Art Term

Neo-expressionism

Neo-expressionism acted as a major revival of painting in an expressionist manner in the 1980s and it occurred internationally

Paula Rego, ‘Nanny, Small Bears and Bogeyman’ 1982
Paula Rego
Nanny, Small Bears and Bogeyman 1982
Tate
© Paula Rego
Philip Guston, ‘Black Sea’ 1977
Philip Guston
Black Sea 1977
Tate
© The Estate of Philip Guston
Georg Baselitz, ‘Adieu’ 1982
Georg Baselitz
Adieu 1982
Tate
© Georg Baselitz
Anselm Kiefer, ‘Lilith’ 1987–9
Anselm Kiefer
Lilith 1987–9
Tate
© Anselm Kiefer
Gerhard Richter, ‘Abstract Painting No. 439’ 1978
Gerhard Richter
Abstract Painting No. 439 1978
Tate
© Gerhard Richter
Sigmar Polke, ‘Untitled (Square 2)’ 2003
Sigmar Polke
Untitled (Square 2) 2003
Tate
© The estate of Sigmar Polke/ DACS 2017
David Salle, ‘High and Low’ 1994
David Salle
High and Low 1994
Tate
© David Salle/VAGA, New York/DACS, London 2017

It was seen as a reaction to the minimalism and conceptual art that had dominated the 1970s.

In the USA leading figures were Philip Guston and Julian Schnabel, and in Britain Christopher Le Brun and Paula Rego. There was a major development of neo-expressionism in Germany, as might be expected with its expressionist heritage, but also in Italy.
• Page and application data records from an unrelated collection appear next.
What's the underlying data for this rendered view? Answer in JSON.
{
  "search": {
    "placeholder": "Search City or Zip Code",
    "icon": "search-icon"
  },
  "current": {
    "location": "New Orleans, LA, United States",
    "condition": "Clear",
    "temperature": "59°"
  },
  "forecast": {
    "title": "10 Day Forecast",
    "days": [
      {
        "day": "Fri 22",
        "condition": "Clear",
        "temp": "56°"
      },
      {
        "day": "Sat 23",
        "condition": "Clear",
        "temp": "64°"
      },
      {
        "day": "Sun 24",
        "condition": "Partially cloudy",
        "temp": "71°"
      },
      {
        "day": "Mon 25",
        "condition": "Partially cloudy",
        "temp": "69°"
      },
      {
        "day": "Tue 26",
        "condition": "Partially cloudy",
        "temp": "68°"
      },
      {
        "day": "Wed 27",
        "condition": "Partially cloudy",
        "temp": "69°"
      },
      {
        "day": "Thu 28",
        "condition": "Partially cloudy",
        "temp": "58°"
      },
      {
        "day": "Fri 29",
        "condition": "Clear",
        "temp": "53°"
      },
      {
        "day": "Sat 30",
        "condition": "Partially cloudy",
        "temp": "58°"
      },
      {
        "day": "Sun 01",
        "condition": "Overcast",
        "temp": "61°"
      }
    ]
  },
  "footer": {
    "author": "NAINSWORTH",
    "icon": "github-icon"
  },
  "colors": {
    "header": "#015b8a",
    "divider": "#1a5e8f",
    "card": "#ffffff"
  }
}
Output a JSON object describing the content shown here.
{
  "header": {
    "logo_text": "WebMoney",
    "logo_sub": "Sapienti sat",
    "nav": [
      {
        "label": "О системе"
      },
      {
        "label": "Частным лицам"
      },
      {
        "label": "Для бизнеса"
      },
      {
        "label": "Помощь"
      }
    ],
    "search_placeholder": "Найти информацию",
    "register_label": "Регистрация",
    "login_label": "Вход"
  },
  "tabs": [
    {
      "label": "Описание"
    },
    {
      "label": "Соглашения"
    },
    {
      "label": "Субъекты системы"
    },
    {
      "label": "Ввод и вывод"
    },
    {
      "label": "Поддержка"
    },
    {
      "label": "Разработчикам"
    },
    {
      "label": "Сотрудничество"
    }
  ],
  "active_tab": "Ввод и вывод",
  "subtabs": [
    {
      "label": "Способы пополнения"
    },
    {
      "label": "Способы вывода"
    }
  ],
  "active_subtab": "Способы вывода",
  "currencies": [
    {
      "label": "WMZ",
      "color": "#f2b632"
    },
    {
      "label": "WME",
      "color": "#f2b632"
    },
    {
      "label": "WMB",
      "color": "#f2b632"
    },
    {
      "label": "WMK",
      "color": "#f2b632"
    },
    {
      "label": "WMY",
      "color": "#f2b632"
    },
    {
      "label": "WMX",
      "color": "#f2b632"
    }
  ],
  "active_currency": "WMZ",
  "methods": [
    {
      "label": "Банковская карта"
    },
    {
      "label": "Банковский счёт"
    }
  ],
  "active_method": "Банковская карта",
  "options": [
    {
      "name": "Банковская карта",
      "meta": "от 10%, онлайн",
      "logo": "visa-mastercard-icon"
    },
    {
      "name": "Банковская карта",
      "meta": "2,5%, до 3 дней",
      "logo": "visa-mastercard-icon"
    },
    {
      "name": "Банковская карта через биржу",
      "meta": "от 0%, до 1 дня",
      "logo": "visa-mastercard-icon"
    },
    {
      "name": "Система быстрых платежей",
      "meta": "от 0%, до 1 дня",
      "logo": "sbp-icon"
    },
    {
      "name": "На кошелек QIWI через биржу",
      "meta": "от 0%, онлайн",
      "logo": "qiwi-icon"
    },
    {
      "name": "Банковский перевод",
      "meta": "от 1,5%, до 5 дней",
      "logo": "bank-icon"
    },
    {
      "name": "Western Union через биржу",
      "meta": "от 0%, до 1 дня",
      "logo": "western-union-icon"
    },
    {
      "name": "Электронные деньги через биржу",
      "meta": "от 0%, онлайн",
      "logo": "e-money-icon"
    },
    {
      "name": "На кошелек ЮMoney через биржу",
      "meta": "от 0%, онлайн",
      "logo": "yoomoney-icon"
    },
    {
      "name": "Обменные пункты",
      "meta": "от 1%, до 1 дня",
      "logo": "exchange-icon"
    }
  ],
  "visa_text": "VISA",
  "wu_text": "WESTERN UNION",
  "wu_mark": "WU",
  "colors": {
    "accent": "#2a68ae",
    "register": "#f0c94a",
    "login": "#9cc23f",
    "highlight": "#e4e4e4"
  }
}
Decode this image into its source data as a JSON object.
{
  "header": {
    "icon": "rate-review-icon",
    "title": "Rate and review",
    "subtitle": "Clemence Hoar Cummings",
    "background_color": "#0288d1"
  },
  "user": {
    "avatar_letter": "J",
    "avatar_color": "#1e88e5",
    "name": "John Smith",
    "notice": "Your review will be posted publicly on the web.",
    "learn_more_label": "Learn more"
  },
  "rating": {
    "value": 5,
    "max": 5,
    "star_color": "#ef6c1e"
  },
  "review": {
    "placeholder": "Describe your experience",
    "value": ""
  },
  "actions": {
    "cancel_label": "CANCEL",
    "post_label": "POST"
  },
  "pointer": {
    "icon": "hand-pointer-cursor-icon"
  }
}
In Germany the neo-expressionists became known as Neue Wilden (i.e. new Fauves). In Italy, neo-expressionist painting appeared under the banner of Transavanguardia (beyond the avant-garde). In France a group called Figuration Libre was formed in 1981 by Robert Combas, Remi Blanchard, Francois Boisrond and Herve de Rosa.